How To Read A CBD Label

With so many CBD products on the market, you need to be sure to buy the best CBD product for your specific health and wellness needs. If you are new to CBD and you are making your first purchase, you definitely want to spend some time comparing product labels. This applies whether you are shopping over the counter, online or in a licensed adult-use and medical cannabis store.

Part of the problem with CBD purchases is that label requirements vary state by state. However, beyond state requirements, there are no FDA regulations around CBD. This means some products that state they contain “hemp oil” may or may not contain CBD. [1] This is particularly important since a big part of your decision making should be on how much CBD a product contains.

Here are key things to look for on the label of a CBD product in making your purchase decision:

CBD Dosage

The most important thing to look for on the label is CBD dosage. The amount of CBD will be stated in milligrams or as a percentage on the label.  Milligrams refer to the amount of CBD in the product. This is the most commonly used listing format in the United States.

On the other hand, the percentage that is shown on the labels, whether it’s 10, 15 or 30 percent indicates the concentration of CBD.  This is based on the actual weight of the CBD as a portion of the total weight of the liquid in the bottle.  This may be more difficult to determine.   You also need to factor in the size of the bottle – 10ml, 30 ml and so forth. So, 500mg of CBD in a 10ml bottle is a strength of 5 percent CBD.  This is a less commonly used way of stating the amount of CBD in the product.

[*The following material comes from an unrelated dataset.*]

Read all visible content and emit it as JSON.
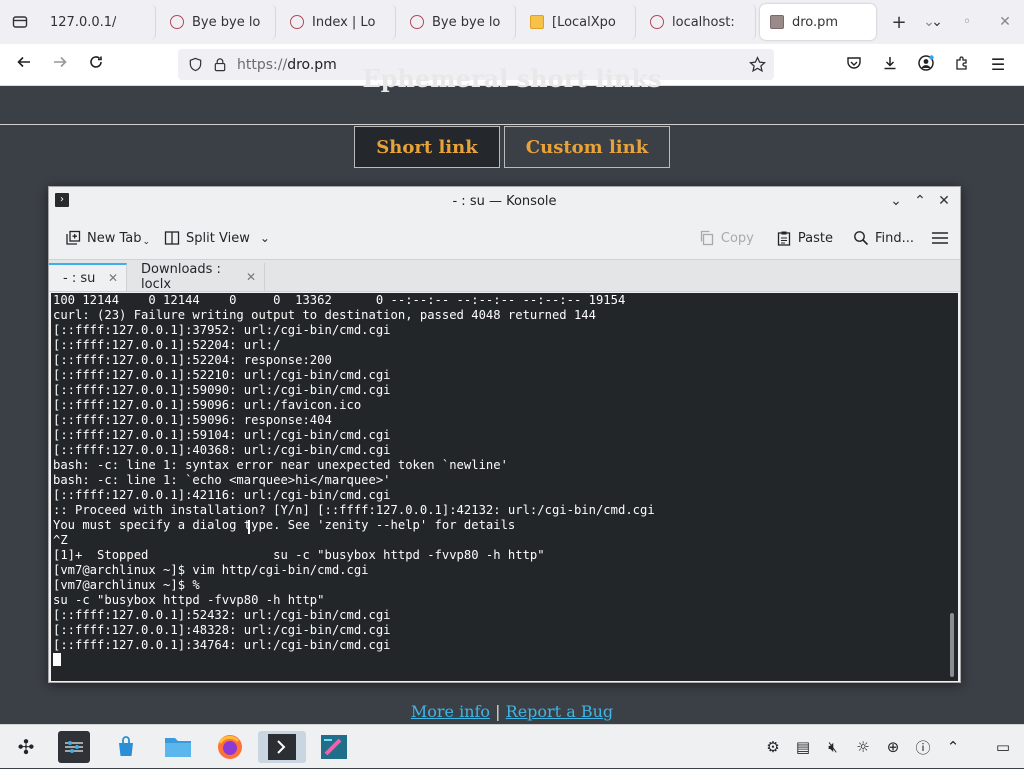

Serving Size/Servings Per Container

Many CBD labels also will include the number and size of CBD servings in each package. However, since there is not standard serving of CBD, the right serving will depend on your weight, metabolism, condition, method of consumption, and more. It’s also a good idea to ask your doctor what the appropriate serving size is for you and the condition you are treating.

Source of CBD Oil

Know the source of the CBD. CBD products in the medical and adult-use cannabis markets often contain THC, the psychoactive ingredient in cannabis. Hemp-derived CBD comes from industrial hemp plants consisting of less than 0.3% THC.

Also watch for the terms regarding the CBD spectrum. The two main CBD types or spectrums are full spectrum and isolate. The difference refers to the range of naturally-occurring compounds found in the cannabis plant. Full-spectrum CBD products include all of these compounds, which means they have THC.  Isolates are the purest form of CBD since all the other compounds and impurities have been removed.  There also is another less-common CBD spectrum called broad-spectrum CBD, which can be considered a mix between the full-spectrum and isolate.  Broad-spectrum CBD preserves the range of plant compounds but THC has been removed.

Manufacturing Date

CBD will degrade over time so look for the manufacturing date to find out how old the product is.


As with other products and medications, CBD products should include information about storage to ensure quality and potency. Also check the product’s expiration date so you are sure you are consuming fresh, potent CBD.

Finally, look for other ingredients. most CBD products have other ingredients. Gummies will commonly contain glycerin, colors, and flavors. Tinctures often come mixed with some other oil, spirits, or glycerin. Carefully review these ingredients for quality, purity, and the presence of potential allergens. Also consider any warning labels about drug interactions. [2]

[1] Downs, David, “How to read a CBD label,” Leafly, November 21, 2019.
[2] IBID